“Hundreds” of MySQL databases were targeted, according to security vendor GuardiCore.
The attacks, which began on February 12 and lasted 30 hours, were all traced back to one IP address, 18.104.22.168. It belongs to WorldStream, a web hosting company based in the Netherlands. The web hosting company was notified of the attacks. GuardiCore suspects the attacker was “running from a compromised mail server which also serves as HTTP(s) and FTP server.”
GuardiCore reported that the attack starts with brute-forcing the root password for the MySQL database. Once logged in, the MySQL databases and their tables are fetched.
2 types of ransomware attacks
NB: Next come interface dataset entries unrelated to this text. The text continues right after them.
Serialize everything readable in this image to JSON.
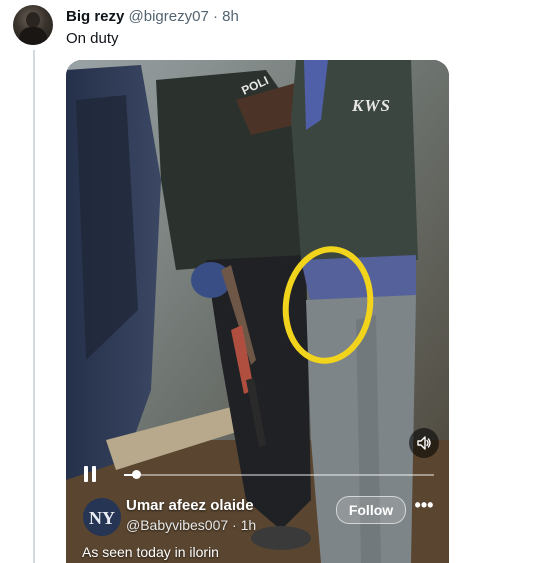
{
  "tweet": {
    "author_name": "Big rezy",
    "author_handle": "@bigrezy07",
    "separator": "·",
    "time": "8h",
    "text": "On duty"
  },
  "video": {
    "embed_author_name": "Umar afeez olaide",
    "embed_author_handle": "@Babyvibes007 · 1h",
    "follow_label": "Follow",
    "more_label": "•••",
    "caption": "As seen today in ilorin",
    "vest_text": "KWS",
    "progress": 0.04,
    "controls": {
      "play_state_icon": "pause-icon",
      "sound_icon": "speaker-icon"
    }
  },
  "colors": {
    "text_primary": "#0f1419",
    "text_secondary": "#536471",
    "thread_line": "#cfd9de",
    "highlight_circle": "#f2d41c"
  }
}
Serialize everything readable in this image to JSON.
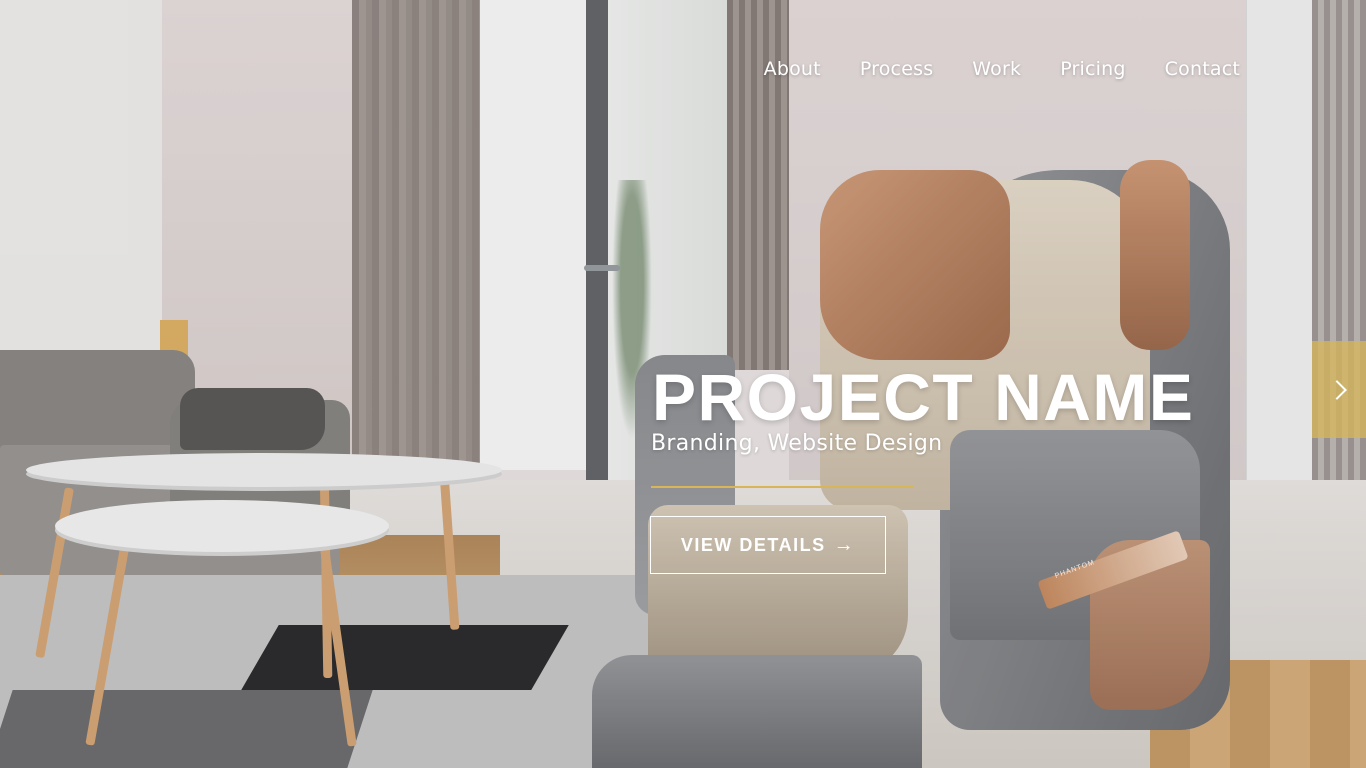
{
  "nav": {
    "items": [
      {
        "label": "About"
      },
      {
        "label": "Process"
      },
      {
        "label": "Work"
      },
      {
        "label": "Pricing"
      },
      {
        "label": "Contact"
      }
    ]
  },
  "hero": {
    "title": "PROJECT NAME",
    "subtitle": "Branding, Website Design",
    "cta_label": "VIEW DETAILS",
    "cta_arrow": "→",
    "product_badge": "PHANTOM"
  },
  "slider": {
    "next_icon": "chevron-right-icon"
  },
  "colors": {
    "accent": "#d9b55a",
    "text": "#ffffff"
  }
}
There are two variants of attacks. In one, a new table called “WARNING” is added to the existing database; it includes an email address, a 0.2 bitcoin ransom demand and a bitcoin address. In the other, a table called “PLEASE_READ” is added to a newly created database. GuardiCore added, “The attacker will then delete the databases stored on the server and disconnect, sometimes without even dumping them first.”
The ransom note labeled as “please_read” claims the database is backed up to the attacker’s servers. Victims are instructed to pay the 0.2 BTC ransom and to contact email@example.com with an email listing either the affected IP or database name.
The other “warning” demands the 0.2 BTC payment be made and for victims to then visit a darknet site via the Tor browser. The site asks for the IP of the ransomed server to be entered before clicking to “check payment and get a link to the database dump.”
“Before paying the ransom,” GuardiCore wrote, “we strongly encourage you to verify that the attacker actually holds your data and that it can be restored. In the attacks we monitored, we couldn’t find evidence of any dump operation or data exfiltration."
GuardiCore recommended hardening MySQL servers to prevent the attack and to ensure the servers require authentication and use strong passwords. There are a plethora of articles online for how to secure MYSQL databases from attackers, as well as articles describing security best practices. There are also monitoring services, such as those available via GuardiCore.